The GST Composition Scheme can be availed by SME taxpayers to reduce compliance and tax burden. The 22nd GST Council has decided to form a Group of Ministers (GoM) to examine measures to make the composition scheme more attractive for SMEs.

Further, entities with an aggregate turnover of upto Rs.75 lakhs were only eligible for enrolling under the GST Composition Scheme. The 22nd GST Council has decided to increase the aggregate turnover to Rs.1 crore.The aggregate turnover threshold for special category States, except Jammu & Kashmir and Uttarakhand, has also been increased to Rs. 75 lacs from Rs. 50 lacs. The turnover threshold for Jammu & Kashmir and Uttarakhand has been fixed at Rs. 1 crore.  With the increase in aggregate turnover threshold, more SMEs will now be eligible for enrolment under the GST Composition Scheme.

Due Date for Enrolling under GST Composition Scheme Extended

The due date for enrolling under the increased threshold has been made available to both migrated and new taxpayers up to 31.03.2018. Also, once a business has enrolled under the Composition Scheme, the scheme will become operational from the 1st date of the succeeding date.

Due Date of first GSTR 4 Return for Composition Scheme Dealers Extended

The due date for filing GSTR 4 return for July to September 2017 by taxpayers registered under  composition scheme has been extended to 15.11.2017. Also entities opting for composition scheme will have to now file GSTR 4 return only for that portion of the quarter from when the scheme becomes operational and can file returns as a normal taxpayer for the preceding tax period.

Implementation of TDS and TCS Provisions Postponed

TDS and TCS provisions of the GST is applicable to certain Government Department and E-Commerce Operators.
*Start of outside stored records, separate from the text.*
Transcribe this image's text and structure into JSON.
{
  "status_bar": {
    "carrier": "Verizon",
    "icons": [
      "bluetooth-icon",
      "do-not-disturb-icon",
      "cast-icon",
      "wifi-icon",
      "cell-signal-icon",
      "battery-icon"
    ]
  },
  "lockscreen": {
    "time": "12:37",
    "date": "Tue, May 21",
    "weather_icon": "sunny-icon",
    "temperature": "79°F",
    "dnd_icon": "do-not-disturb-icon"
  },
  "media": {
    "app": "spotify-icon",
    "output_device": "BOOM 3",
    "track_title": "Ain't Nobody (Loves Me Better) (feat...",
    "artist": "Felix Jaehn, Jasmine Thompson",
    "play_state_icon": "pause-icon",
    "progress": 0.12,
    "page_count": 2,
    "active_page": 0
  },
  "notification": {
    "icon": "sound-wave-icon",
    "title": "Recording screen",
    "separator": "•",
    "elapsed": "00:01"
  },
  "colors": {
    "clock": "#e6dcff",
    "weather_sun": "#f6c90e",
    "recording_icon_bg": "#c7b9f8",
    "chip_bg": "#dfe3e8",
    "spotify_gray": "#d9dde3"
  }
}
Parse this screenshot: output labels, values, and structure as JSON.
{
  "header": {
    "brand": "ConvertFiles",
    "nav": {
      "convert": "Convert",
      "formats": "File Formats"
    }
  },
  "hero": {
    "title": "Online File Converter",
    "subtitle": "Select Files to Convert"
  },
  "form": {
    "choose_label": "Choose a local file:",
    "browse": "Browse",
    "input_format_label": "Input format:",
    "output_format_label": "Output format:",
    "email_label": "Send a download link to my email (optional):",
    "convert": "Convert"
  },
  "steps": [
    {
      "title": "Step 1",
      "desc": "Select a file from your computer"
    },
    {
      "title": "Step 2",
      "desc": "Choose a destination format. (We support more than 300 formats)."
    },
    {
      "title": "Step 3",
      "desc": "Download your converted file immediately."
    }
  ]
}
To help the taxpayer ecosystem gradually absorb the changes in the indirect tax regime, the Government has decided to postpone the TDS/TCS registration and operationalisation to 31st March 2018.

E-Way Bill Implementation Postponed


As per E-Way bill rules, any transportation of goods with a value of more than Rs.50,000 would require an e-way bill. The e-way bill rules were earlier supposed to be implemented before December 2017. The GST Council has now decided to postpone the implementation of e-way bill provisions and rules to 1st January 2018. Hence, w-way bill rules will be operationalised in a staggered manner across India from 1st January 2018 to 1st April 2018.